    • Send their customers a holiday card
    • Send their customers a birthday card
    • Work their church directory
    • Team up with local P&C agents
    • Leave their business card with their tip in restaurants
    • Give their business card to everyone they meet; dry cleaners, car wash, etc.
    • To teach these personal advertising campaign activities you have to model
    • them to the agent by doing them.
  • 59. Additional Prospecting Sources
  • 60. Additional Prospecting Sources
    • Teach your agents to keep alert at all times to possible
    • prospects:
    • New business openings
    • New strip malls going up
    • New home developments
    • New neighbors moving in
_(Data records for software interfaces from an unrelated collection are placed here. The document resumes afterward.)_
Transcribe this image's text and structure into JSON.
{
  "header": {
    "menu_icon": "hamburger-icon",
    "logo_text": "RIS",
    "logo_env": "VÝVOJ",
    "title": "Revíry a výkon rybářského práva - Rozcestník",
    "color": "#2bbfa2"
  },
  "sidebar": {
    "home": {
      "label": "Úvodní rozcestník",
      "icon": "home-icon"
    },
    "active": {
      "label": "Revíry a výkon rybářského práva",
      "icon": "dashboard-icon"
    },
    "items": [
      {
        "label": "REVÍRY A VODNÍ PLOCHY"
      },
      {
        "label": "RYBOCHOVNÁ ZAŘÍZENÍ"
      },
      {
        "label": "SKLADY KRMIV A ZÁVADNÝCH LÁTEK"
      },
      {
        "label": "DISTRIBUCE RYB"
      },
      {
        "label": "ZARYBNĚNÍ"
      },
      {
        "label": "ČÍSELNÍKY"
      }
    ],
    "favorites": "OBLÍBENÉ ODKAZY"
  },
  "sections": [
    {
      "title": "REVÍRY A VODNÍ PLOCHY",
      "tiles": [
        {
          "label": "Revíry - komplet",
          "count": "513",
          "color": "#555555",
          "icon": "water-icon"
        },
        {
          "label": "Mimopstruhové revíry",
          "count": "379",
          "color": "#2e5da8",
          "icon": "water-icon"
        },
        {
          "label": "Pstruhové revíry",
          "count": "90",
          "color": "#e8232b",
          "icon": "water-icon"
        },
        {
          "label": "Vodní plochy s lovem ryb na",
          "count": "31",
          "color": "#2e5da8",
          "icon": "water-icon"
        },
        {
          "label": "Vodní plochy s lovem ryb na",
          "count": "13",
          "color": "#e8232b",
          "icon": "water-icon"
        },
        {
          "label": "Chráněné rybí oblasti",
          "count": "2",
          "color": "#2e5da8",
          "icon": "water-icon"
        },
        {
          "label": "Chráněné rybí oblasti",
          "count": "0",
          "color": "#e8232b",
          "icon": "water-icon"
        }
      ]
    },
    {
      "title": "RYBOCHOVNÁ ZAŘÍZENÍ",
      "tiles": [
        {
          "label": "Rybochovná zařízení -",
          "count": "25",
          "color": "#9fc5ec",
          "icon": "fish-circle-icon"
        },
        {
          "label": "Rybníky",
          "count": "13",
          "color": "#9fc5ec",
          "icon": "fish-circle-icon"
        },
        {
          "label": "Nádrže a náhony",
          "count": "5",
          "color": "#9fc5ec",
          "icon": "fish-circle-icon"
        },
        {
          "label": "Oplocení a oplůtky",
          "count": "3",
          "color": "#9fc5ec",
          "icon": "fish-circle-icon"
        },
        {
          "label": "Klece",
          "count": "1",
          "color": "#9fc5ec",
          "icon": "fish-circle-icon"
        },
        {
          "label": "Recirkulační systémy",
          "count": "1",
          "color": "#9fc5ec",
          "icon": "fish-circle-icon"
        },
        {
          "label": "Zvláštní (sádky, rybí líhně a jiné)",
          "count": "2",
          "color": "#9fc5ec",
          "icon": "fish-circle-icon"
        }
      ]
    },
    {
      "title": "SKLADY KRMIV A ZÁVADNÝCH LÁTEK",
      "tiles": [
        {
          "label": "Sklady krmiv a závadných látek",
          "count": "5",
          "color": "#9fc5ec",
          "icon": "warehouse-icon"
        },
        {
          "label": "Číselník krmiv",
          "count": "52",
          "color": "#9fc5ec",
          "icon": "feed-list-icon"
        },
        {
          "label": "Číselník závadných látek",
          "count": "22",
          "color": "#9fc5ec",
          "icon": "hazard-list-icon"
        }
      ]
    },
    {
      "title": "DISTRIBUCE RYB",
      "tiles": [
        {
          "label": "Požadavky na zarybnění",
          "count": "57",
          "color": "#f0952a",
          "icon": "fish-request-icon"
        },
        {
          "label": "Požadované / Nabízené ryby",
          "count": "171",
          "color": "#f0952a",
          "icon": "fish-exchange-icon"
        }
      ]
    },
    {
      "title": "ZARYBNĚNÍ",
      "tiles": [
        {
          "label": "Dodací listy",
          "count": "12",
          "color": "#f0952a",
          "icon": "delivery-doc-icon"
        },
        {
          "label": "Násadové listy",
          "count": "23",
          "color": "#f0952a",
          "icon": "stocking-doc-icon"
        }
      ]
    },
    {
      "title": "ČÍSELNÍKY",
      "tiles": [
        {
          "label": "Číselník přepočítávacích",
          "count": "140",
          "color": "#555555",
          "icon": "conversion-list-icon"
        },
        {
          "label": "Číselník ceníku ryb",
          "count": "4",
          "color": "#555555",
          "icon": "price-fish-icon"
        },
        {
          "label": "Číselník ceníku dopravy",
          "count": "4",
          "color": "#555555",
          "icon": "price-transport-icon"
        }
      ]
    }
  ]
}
    • Conversations with friends, acquaintances, and policyholders that indicate a prospect could be developed.
  • 61. Centers of Influence
  • 62. Centers of Influence
    • Your agents come in contact with a constant,
    • continual flow of people. Friends, places they
    • do business with, service companies they give
    • business to, groups and clubs they belong to.
    • A center of influence can refer quality prospects to
    • your agent.
  • 63. Networking
  • 64. Networking
    • Networking is an endless chain of prospects who
    • are connected by one reason or relationships, for
    • example:
    • Occupational: In an office or industry
    • Religious organizations
    • Community organizations
    • Social: participation in groups or activities
    • Family groups: working within family groups
  • 65. Networking
    • Advantages of Networking
    • Competition is minimal
    • You save time: you can often see more than one person
    • Your reputation increases: Working with and prospecting in a network allows you to gain an understanding of common problems and interest
  • 66. SAMPLE SALE DAY AGENDA Sales Calls RULES OUTCOMES Plan each day Work systematically Make a full presentation on every call Do all paperwork in your down time • Don’t prejudge • “ Look for sales” • Call every lead • Visit every lead • Have daily activity • Have six appointments every day • Concentrate on making presentations • Spend time with “Prospects” 7:30 Leave for field 8:00 Make 1 st sales call 8:30 Walk & Talk 10:00 Second Sales Call 12:00 Lunch 1:00 Third Sales Call 2:00 Fourth Sales Call Walk & Talk Collect Bus. Cards 4:00 Fifth Sales Call 5:00 Home 6:00 Plan for next day (Alternate schedule/ next day make phone calls in am/leave at 11 for field. Work till 8 p.m.
  • 67. WHAT IS A LEAD?
  • 68. WHAT IS A LEAD?
    • A lead is just a contact your agent makes
    • An way for your agent to have activity
    • A person for your agent to use their professional skills with
    • An activity step to the next activity step
    • Part of their inventory
    • Exactly what they make it-nothing more and nothing less
  • 69.